> DATASET ENTRIES

◇ ◇ ◇

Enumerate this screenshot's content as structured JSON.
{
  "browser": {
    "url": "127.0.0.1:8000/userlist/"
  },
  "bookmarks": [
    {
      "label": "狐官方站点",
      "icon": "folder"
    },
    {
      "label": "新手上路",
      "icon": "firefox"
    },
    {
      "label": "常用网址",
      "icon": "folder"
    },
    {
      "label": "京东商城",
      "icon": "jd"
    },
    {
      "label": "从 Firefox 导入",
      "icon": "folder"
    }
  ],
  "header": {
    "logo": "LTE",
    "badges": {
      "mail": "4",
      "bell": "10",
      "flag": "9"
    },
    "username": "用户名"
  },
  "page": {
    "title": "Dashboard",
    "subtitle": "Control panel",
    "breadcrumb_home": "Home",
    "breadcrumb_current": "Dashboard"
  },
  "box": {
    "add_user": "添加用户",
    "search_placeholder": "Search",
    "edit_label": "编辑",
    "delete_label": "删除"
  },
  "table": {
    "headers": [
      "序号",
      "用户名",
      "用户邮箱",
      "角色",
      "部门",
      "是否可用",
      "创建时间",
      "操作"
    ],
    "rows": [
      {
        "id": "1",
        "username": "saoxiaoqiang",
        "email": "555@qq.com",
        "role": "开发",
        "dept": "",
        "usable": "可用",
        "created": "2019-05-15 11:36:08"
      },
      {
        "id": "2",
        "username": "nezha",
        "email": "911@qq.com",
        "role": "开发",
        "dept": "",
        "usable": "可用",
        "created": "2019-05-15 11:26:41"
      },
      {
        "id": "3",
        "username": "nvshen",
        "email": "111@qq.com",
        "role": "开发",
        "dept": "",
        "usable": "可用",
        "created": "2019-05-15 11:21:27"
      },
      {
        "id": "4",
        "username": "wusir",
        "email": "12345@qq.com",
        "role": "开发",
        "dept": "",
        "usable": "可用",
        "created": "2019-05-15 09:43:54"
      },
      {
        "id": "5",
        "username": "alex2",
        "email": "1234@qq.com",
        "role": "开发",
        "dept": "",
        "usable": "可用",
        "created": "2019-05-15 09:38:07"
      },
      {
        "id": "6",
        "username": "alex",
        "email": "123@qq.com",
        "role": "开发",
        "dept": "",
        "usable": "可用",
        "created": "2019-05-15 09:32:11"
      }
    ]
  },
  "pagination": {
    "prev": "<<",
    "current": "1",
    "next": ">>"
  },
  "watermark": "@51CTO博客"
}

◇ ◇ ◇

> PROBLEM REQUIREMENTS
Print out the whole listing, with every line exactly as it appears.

> ANSWER SPACE
Enumerate this screenshot's content as structured JSON.
{
  "browser": {
    "url": "127.0.0.1:8000/userlist/"
  },
  "bookmarks": [
    {
      "label": "狐官方站点",
      "icon": "folder"
    },
    {
      "label": "新手上路",
      "icon": "firefox"
    },
    {
      "label": "常用网址",
      "icon": "folder"
    },
    {
      "label": "京东商城",
      "icon": "jd"
    },
    {
      "label": "从 Firefox 导入",
      "icon": "folder"
    }
  ],
  "header": {
    "logo": "LTE",
    "badges": {
      "mail": "4",
      "bell": "10",
      "flag": "9"
    },
    "username": "用户名"
  },
  "page": {
    "title": "Dashboard",
    "subtitle": "Control panel",
    "breadcrumb_home": "Home",
    "breadcrumb_current": "Dashboard"
  },
  "box": {
    "add_user": "添加用户",
    "search_placeholder": "Search",
    "edit_label": "编辑",
    "delete_label": "删除"
  },
  "table": {
    "headers": [
      "序号",
      "用户名",
      "用户邮箱",
      "角色",
      "部门",
      "是否可用",
      "创建时间",
      "操作"
    ],
    "rows": [
      {
        "id": "1",
        "username": "saoxiaoqiang",
        "email": "555@qq.com",
        "role": "开发",
        "dept": "",
        "usable": "可用",
        "created": "2019-05-15 11:36:08"
      },
      {
        "id": "2",
        "username": "nezha",
        "email": "911@qq.com",
        "role": "开发",
        "dept": "",
        "usable": "可用",
        "created": "2019-05-15 11:26:41"
      },
      {
        "id": "3",
        "username": "nvshen",
        "email": "111@qq.com",
        "role": "开发",
        "dept": "",
        "usable": "可用",
        "created": "2019-05-15 11:21:27"
      },
      {
        "id": "4",
        "username": "wusir",
        "email": "12345@qq.com",
        "role": "开发",
        "dept": "",
        "usable": "可用",
        "created": "2019-05-15 09:43:54"
      },
      {
        "id": "5",
        "username": "alex2",
        "email": "1234@qq.com",
        "role": "开发",
        "dept": "",
        "usable": "可用",
        "created": "2019-05-15 09:38:07"
      },
      {
        "id": "6",
        "username": "alex",
        "email": "123@qq.com",
        "role": "开发",
        "dept": "",
        "usable": "可用",
        "created": "2019-05-15 09:32:11"
      }
    ]
  },
  "pagination": {
    "prev": "<<",
    "current": "1",
    "next": ">>"
  },
  "watermark": "@51CTO博客"
}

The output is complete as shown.